TASK TO CARRY OUT
Every line with the word "Configuration" in it should be extracted from the data that follows.

+-------+

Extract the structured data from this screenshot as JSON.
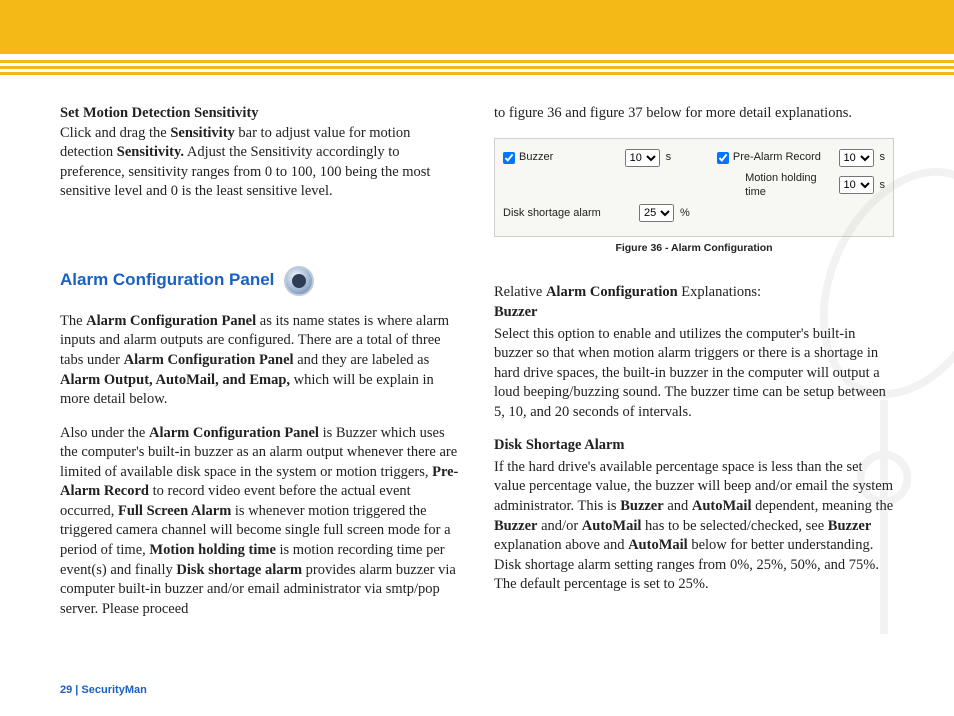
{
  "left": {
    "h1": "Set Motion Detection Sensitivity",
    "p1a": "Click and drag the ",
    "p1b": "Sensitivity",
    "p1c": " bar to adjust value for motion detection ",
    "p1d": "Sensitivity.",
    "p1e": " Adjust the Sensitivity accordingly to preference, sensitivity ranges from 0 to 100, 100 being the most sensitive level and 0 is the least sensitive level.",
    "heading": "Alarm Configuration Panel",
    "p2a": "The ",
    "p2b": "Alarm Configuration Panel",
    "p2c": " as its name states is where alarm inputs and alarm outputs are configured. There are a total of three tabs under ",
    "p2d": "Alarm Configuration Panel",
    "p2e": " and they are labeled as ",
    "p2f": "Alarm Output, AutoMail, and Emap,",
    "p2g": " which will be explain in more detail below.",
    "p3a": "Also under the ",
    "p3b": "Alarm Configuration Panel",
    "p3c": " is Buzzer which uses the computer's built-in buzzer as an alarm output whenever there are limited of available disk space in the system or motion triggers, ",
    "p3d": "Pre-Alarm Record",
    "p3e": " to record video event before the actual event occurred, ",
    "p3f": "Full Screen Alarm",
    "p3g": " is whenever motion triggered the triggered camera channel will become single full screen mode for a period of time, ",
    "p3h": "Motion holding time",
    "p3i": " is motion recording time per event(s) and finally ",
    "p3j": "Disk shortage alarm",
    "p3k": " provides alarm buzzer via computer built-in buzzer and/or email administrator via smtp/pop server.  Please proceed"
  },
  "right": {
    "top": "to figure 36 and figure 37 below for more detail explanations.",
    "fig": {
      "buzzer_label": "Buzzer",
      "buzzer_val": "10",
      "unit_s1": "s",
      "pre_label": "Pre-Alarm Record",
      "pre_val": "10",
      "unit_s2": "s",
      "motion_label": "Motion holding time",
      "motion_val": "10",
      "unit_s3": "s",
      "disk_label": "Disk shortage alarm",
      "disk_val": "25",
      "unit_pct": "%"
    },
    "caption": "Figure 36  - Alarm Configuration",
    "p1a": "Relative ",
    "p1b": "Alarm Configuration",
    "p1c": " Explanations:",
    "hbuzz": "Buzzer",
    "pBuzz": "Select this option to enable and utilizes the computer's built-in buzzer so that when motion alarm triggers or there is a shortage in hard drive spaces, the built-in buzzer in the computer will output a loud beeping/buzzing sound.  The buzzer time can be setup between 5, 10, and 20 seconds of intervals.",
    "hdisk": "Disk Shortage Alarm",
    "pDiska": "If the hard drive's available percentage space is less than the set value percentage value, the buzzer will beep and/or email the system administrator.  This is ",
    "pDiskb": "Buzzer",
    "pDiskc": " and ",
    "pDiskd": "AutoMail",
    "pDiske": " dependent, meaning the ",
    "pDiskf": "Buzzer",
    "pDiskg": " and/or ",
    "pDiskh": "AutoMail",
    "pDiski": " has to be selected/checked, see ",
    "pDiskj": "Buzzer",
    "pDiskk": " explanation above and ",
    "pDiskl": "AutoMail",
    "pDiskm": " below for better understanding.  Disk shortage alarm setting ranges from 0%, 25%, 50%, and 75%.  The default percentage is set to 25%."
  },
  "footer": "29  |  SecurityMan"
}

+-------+

COMPLETED TASK
    "heading": "Alarm Configuration Panel",
    "p2b": "Alarm Configuration Panel",
    "p2d": "Alarm Configuration Panel",
    "p3b": "Alarm Configuration Panel",
    "caption": "Figure 36  - Alarm Configuration",
    "p1b": "Alarm Configuration",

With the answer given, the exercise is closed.